Input material below:
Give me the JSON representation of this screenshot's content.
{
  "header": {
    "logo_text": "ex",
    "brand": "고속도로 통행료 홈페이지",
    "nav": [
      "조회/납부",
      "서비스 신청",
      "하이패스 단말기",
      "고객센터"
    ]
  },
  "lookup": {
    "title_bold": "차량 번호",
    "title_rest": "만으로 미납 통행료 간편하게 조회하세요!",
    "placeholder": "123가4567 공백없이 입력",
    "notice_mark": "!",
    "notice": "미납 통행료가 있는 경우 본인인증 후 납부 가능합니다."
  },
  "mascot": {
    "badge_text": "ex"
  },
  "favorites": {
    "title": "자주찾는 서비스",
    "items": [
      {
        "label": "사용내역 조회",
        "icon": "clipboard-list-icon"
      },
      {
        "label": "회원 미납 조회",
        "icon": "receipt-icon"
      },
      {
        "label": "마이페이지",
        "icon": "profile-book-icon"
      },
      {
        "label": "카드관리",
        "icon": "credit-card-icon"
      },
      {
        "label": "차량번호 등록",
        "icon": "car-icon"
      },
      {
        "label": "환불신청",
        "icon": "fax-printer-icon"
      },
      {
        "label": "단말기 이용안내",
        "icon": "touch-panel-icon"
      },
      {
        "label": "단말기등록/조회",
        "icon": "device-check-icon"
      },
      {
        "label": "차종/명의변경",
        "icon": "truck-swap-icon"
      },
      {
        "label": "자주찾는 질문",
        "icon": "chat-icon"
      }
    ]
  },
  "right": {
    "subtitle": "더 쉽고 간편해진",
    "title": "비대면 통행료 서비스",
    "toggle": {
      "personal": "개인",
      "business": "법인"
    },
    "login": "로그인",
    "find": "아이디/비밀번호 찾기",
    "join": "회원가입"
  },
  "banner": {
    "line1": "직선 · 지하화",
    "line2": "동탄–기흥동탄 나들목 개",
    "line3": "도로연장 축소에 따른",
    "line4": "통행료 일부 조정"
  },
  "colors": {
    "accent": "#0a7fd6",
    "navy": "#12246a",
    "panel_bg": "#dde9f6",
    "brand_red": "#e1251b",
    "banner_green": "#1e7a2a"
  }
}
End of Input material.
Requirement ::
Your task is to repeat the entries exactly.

Written answer ::
Give me the JSON representation of this screenshot's content.
{
  "header": {
    "logo_text": "ex",
    "brand": "고속도로 통행료 홈페이지",
    "nav": [
      "조회/납부",
      "서비스 신청",
      "하이패스 단말기",
      "고객센터"
    ]
  },
  "lookup": {
    "title_bold": "차량 번호",
    "title_rest": "만으로 미납 통행료 간편하게 조회하세요!",
    "placeholder": "123가4567 공백없이 입력",
    "notice_mark": "!",
    "notice": "미납 통행료가 있는 경우 본인인증 후 납부 가능합니다."
  },
  "mascot": {
    "badge_text": "ex"
  },
  "favorites": {
    "title": "자주찾는 서비스",
    "items": [
      {
        "label": "사용내역 조회",
        "icon": "clipboard-list-icon"
      },
      {
        "label": "회원 미납 조회",
        "icon": "receipt-icon"
      },
      {
        "label": "마이페이지",
        "icon": "profile-book-icon"
      },
      {
        "label": "카드관리",
        "icon": "credit-card-icon"
      },
      {
        "label": "차량번호 등록",
        "icon": "car-icon"
      },
      {
        "label": "환불신청",
        "icon": "fax-printer-icon"
      },
      {
        "label": "단말기 이용안내",
        "icon": "touch-panel-icon"
      },
      {
        "label": "단말기등록/조회",
        "icon": "device-check-icon"
      },
      {
        "label": "차종/명의변경",
        "icon": "truck-swap-icon"
      },
      {
        "label": "자주찾는 질문",
        "icon": "chat-icon"
      }
    ]
  },
  "right": {
    "subtitle": "더 쉽고 간편해진",
    "title": "비대면 통행료 서비스",
    "toggle": {
      "personal": "개인",
      "business": "법인"
    },
    "login": "로그인",
    "find": "아이디/비밀번호 찾기",
    "join": "회원가입"
  },
  "banner": {
    "line1": "직선 · 지하화",
    "line2": "동탄–기흥동탄 나들목 개",
    "line3": "도로연장 축소에 따른",
    "line4": "통행료 일부 조정"
  },
  "colors": {
    "accent": "#0a7fd6",
    "navy": "#12246a",
    "panel_bg": "#dde9f6",
    "brand_red": "#e1251b",
    "banner_green": "#1e7a2a"
  }
}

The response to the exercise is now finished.